(dailyRx News) Some patients with type 2 diabetes need an extra boost of insulin from the outside to get their blood sugar under control. Researchers wanted to see if one insulin treatment option carries a risk of cancer.
Patients taking insulin glargine - a type of insulin that works for up to 24 hours - do not seem to have a higher risk of cancer than those taking other long-acting insulin treatments.
In a recent study, Jean-Paul Fagot, PharmD, of the Strategy and Research Department of National Health Insurance in France, and colleagues asked if there was a cancer risk associated with taking insulin glargine.
Insulin is a natural hormone made by the pancreas that helps manage levels of sugar in the blood. In type 2 diabetes, the body does not respond well to insulin, which leads to higher blood sugar levels.
To control blood sugar throughout the day, some diabetes patients are given background or basal insulins, including insulin glargine. Unlike other insulin treatments, basal insulins work continuously, which is similar to how a healthy pancreas makes insulin.
From their study, Dr. Fagot and colleagues found that type 2 diabetes patients taking insulin glargine did not have an increased risk of all cancers nor of breast cancer, compared to patients taking other basal insulins.
The overall cancer rate among patients taking insulin glargine was 1,622 per 100,000 person years. Among those taking other basal insulins, the cancer rate was 1,643 per 100,000 person years.
The researchers found no link between insulin glargine use and overall cancer risk, with a hazard ratio of 0.97.
A hazard ratio explains how often an event happens in one group versus another. A hazard ratio of less than 1.0 means that event happens in one group less than the other group.
In this case, the hazard ratio of 0.97 means that cancer occurred less often in glargine users than in other basal insulin users. However, the difference was not significant.
The results also showed no significant link between insulin glargine use and breast cancer risk, with a hazard ratio of 1.08.
Again, this hazard ratio does not show a large difference in risk.
Because the study did not follow patients for more than 4 years, more research is needed to understand the longer-term risks of taking insulin glargine, the authors said.
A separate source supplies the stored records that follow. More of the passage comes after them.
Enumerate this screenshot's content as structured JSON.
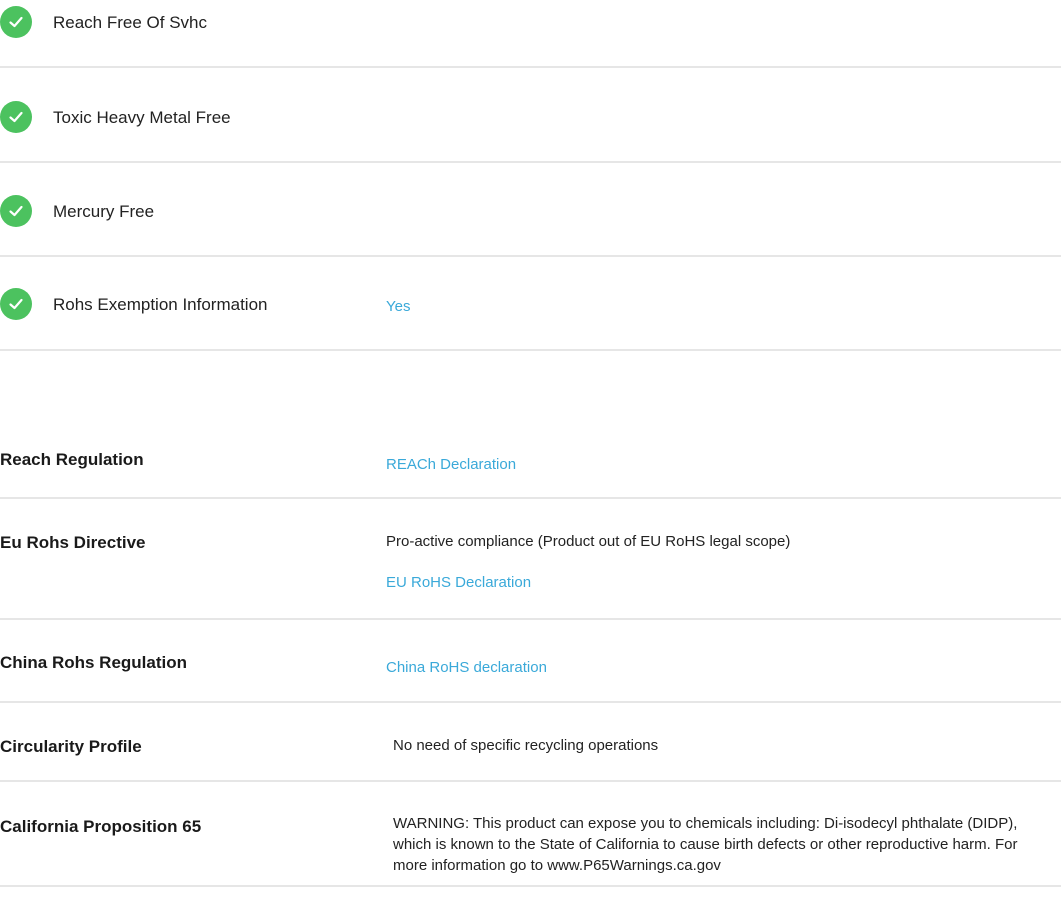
{
  "environmental_checks": [
    {
      "label": "Reach Free Of Svhc",
      "value": ""
    },
    {
      "label": "Toxic Heavy Metal Free",
      "value": ""
    },
    {
      "label": "Mercury Free",
      "value": ""
    },
    {
      "label": "Rohs Exemption Information",
      "value": "Yes"
    }
  ],
  "regulations": {
    "reach": {
      "label": "Reach Regulation",
      "link": "REACh Declaration"
    },
    "eu_rohs": {
      "label": "Eu Rohs Directive",
      "text": "Pro-active compliance (Product out of EU RoHS legal scope)",
      "link": "EU RoHS Declaration"
    },
    "china_rohs": {
      "label": "China Rohs Regulation",
      "link": "China RoHS declaration"
    },
    "circularity": {
      "label": "Circularity Profile",
      "text": "No need of specific recycling operations"
    },
    "prop65": {
      "label": "California Proposition 65",
      "text": "WARNING: This product can expose you to chemicals including: Di-isodecyl phthalate (DIDP), which is known to the State of California to cause birth defects or other reproductive harm. For more information go to www.P65Warnings.ca.gov"
    }
  },
  "colors": {
    "check": "#4cc25f",
    "link": "#3aa9d9",
    "divider": "#e6e6e6"
  }
}
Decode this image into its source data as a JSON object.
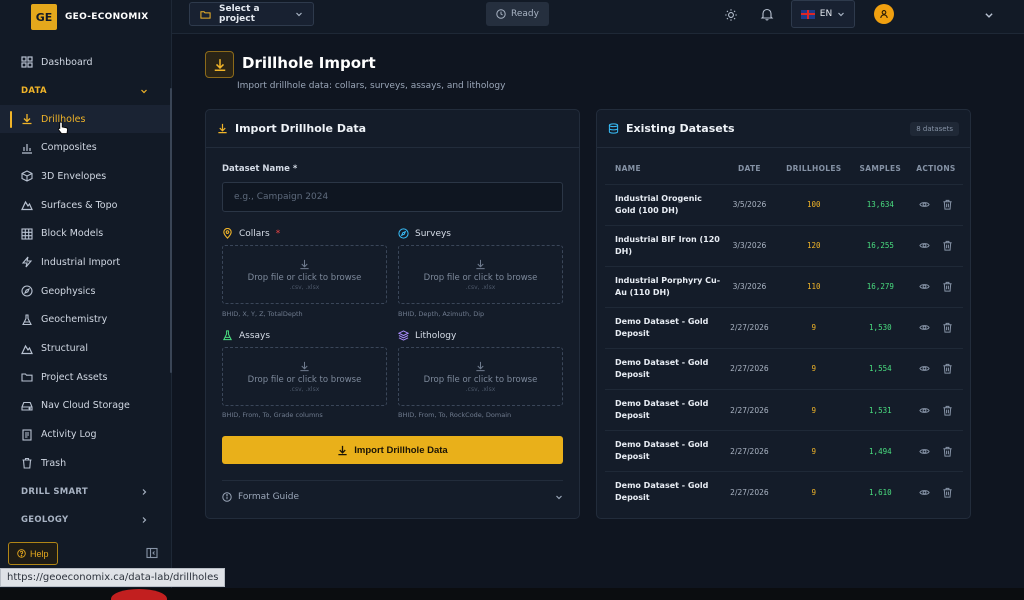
{
  "brand": {
    "logo": "GE",
    "name": "GEO-ECONOMIX"
  },
  "sidebar": {
    "top_items": [
      {
        "label": "Dashboard",
        "icon": "grid-icon"
      }
    ],
    "data_group": {
      "label": "DATA",
      "expanded": true
    },
    "data_items": [
      {
        "label": "Drillholes",
        "icon": "download-icon",
        "active": true
      },
      {
        "label": "Composites",
        "icon": "bar-chart-icon"
      },
      {
        "label": "3D Envelopes",
        "icon": "cube-icon"
      },
      {
        "label": "Surfaces & Topo",
        "icon": "mountain-icon"
      },
      {
        "label": "Block Models",
        "icon": "grid-icon"
      },
      {
        "label": "Industrial Import",
        "icon": "zap-icon"
      },
      {
        "label": "Geophysics",
        "icon": "compass-icon"
      },
      {
        "label": "Geochemistry",
        "icon": "flask-icon"
      },
      {
        "label": "Structural",
        "icon": "mountain-icon"
      },
      {
        "label": "Project Assets",
        "icon": "folder-icon"
      },
      {
        "label": "Nav Cloud Storage",
        "icon": "hard-drive-icon"
      },
      {
        "label": "Activity Log",
        "icon": "log-icon"
      },
      {
        "label": "Trash",
        "icon": "trash-icon"
      }
    ],
    "groups": [
      {
        "label": "DRILL SMART"
      },
      {
        "label": "GEOLOGY"
      }
    ],
    "help_label": "Help"
  },
  "topbar": {
    "project_select": "Select a project",
    "status": "Ready",
    "language": "EN"
  },
  "page": {
    "title": "Drillhole Import",
    "subtitle": "Import drillhole data: collars, surveys, assays, and lithology"
  },
  "import_card": {
    "title": "Import Drillhole Data",
    "dataset_label": "Dataset Name",
    "required_mark": "*",
    "dataset_placeholder": "e.g., Campaign 2024",
    "dropzone_text": "Drop file or click to browse",
    "dropzone_types": ".csv, .xlsx",
    "uploads": [
      {
        "label": "Collars",
        "required": true,
        "hint": "BHID, X, Y, Z, TotalDepth",
        "icon": "map-pin-icon",
        "color": "#f0b429"
      },
      {
        "label": "Surveys",
        "required": false,
        "hint": "BHID, Depth, Azimuth, Dip",
        "icon": "compass-icon",
        "color": "#38bdf8"
      },
      {
        "label": "Assays",
        "required": false,
        "hint": "BHID, From, To, Grade columns",
        "icon": "flask-icon",
        "color": "#4ade80"
      },
      {
        "label": "Lithology",
        "required": false,
        "hint": "BHID, From, To, RockCode, Domain",
        "icon": "layers-icon",
        "color": "#a78bfa"
      }
    ],
    "import_button": "Import Drillhole Data",
    "format_guide": "Format Guide"
  },
  "datasets_card": {
    "title": "Existing Datasets",
    "count_badge": "8 datasets",
    "columns": [
      "NAME",
      "DATE",
      "DRILLHOLES",
      "SAMPLES",
      "ACTIONS"
    ],
    "rows": [
      {
        "name": "Industrial Orogenic Gold (100 DH)",
        "date": "3/5/2026",
        "drillholes": "100",
        "samples": "13,634"
      },
      {
        "name": "Industrial BIF Iron (120 DH)",
        "date": "3/3/2026",
        "drillholes": "120",
        "samples": "16,255"
      },
      {
        "name": "Industrial Porphyry Cu-Au (110 DH)",
        "date": "3/3/2026",
        "drillholes": "110",
        "samples": "16,279"
      },
      {
        "name": "Demo Dataset - Gold Deposit",
        "date": "2/27/2026",
        "drillholes": "9",
        "samples": "1,530"
      },
      {
        "name": "Demo Dataset - Gold Deposit",
        "date": "2/27/2026",
        "drillholes": "9",
        "samples": "1,554"
      },
      {
        "name": "Demo Dataset - Gold Deposit",
        "date": "2/27/2026",
        "drillholes": "9",
        "samples": "1,531"
      },
      {
        "name": "Demo Dataset - Gold Deposit",
        "date": "2/27/2026",
        "drillholes": "9",
        "samples": "1,494"
      },
      {
        "name": "Demo Dataset - Gold Deposit",
        "date": "2/27/2026",
        "drillholes": "9",
        "samples": "1,610"
      }
    ]
  },
  "status_url": "https://geoeconomix.ca/data-lab/drillholes",
  "colors": {
    "accent": "#f0b429",
    "samples_green": "#4ade80",
    "danger": "#ef4444"
  }
}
The study included 70,027 patients between 40 and 79 years of age who started basal insulin treatment between 2007 and 2009.
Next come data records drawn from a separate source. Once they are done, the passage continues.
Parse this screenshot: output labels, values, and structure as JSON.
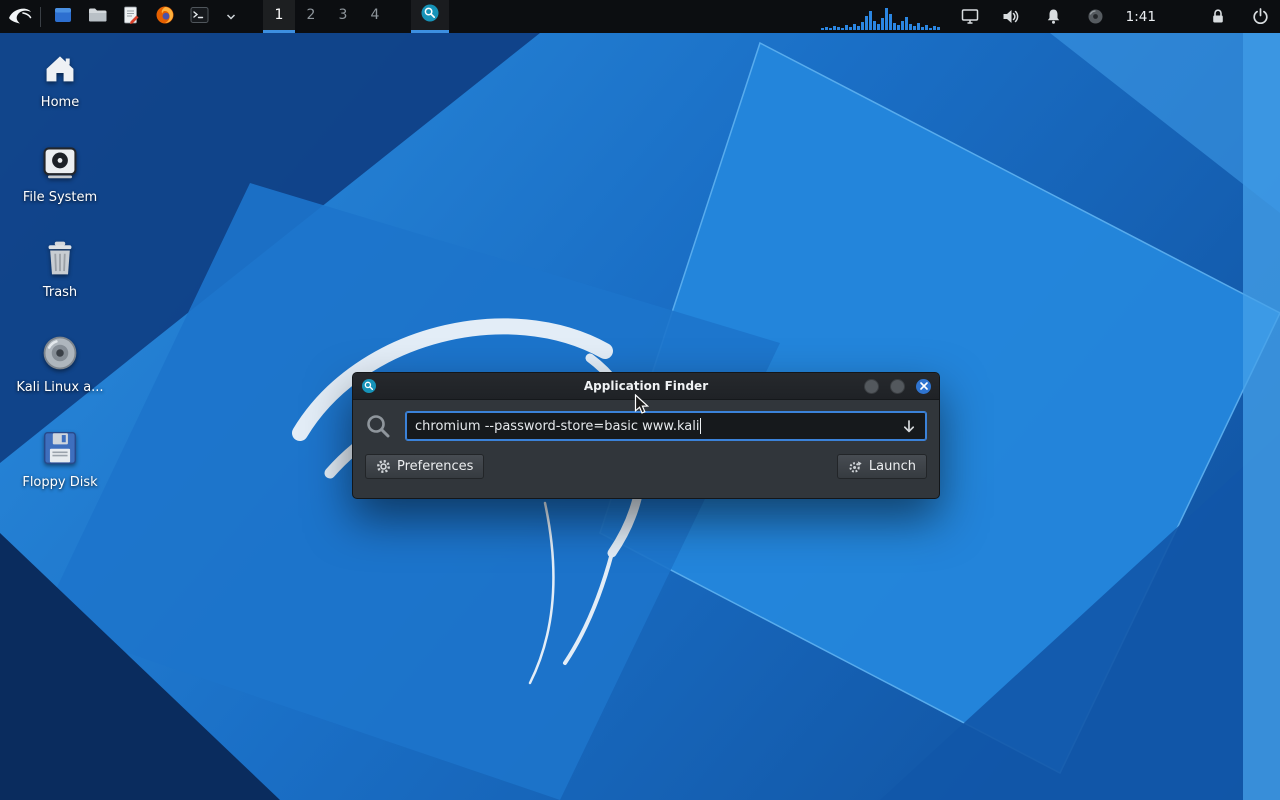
{
  "panel": {
    "workspaces": [
      "1",
      "2",
      "3",
      "4"
    ],
    "active_workspace": "1",
    "clock": "1:41",
    "graph_bars": [
      2,
      3,
      2,
      4,
      3,
      2,
      5,
      3,
      6,
      4,
      8,
      14,
      19,
      9,
      6,
      12,
      22,
      16,
      7,
      5,
      9,
      13,
      6,
      4,
      7,
      3,
      5,
      2,
      4,
      3
    ],
    "icons": {
      "menu": "kali-logo-icon",
      "launchers": [
        "window-icon",
        "file-manager-icon",
        "text-editor-icon",
        "firefox-icon",
        "terminal-icon"
      ],
      "tray": [
        "network-graph",
        "display-icon",
        "volume-icon",
        "notifications-icon",
        "indicator-icon",
        "lock-icon",
        "logout-icon"
      ]
    }
  },
  "desktop": {
    "icons": [
      {
        "label": "Home",
        "icon": "home-icon"
      },
      {
        "label": "File System",
        "icon": "drive-icon"
      },
      {
        "label": "Trash",
        "icon": "trash-icon"
      },
      {
        "label": "Kali Linux a...",
        "icon": "disc-icon"
      },
      {
        "label": "Floppy Disk",
        "icon": "floppy-icon"
      }
    ]
  },
  "dialog": {
    "title": "Application Finder",
    "search_value": "chromium --password-store=basic www.kali",
    "preferences_label": "Preferences",
    "launch_label": "Launch"
  },
  "colors": {
    "accent": "#3d8fe0",
    "close_button": "#2f74d0",
    "input_focus_border": "#3b82d9",
    "wallpaper_base": "#1a6fc6"
  }
}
The research was published September 10 in Diabetes Care, a journal of the American Diabetes Association.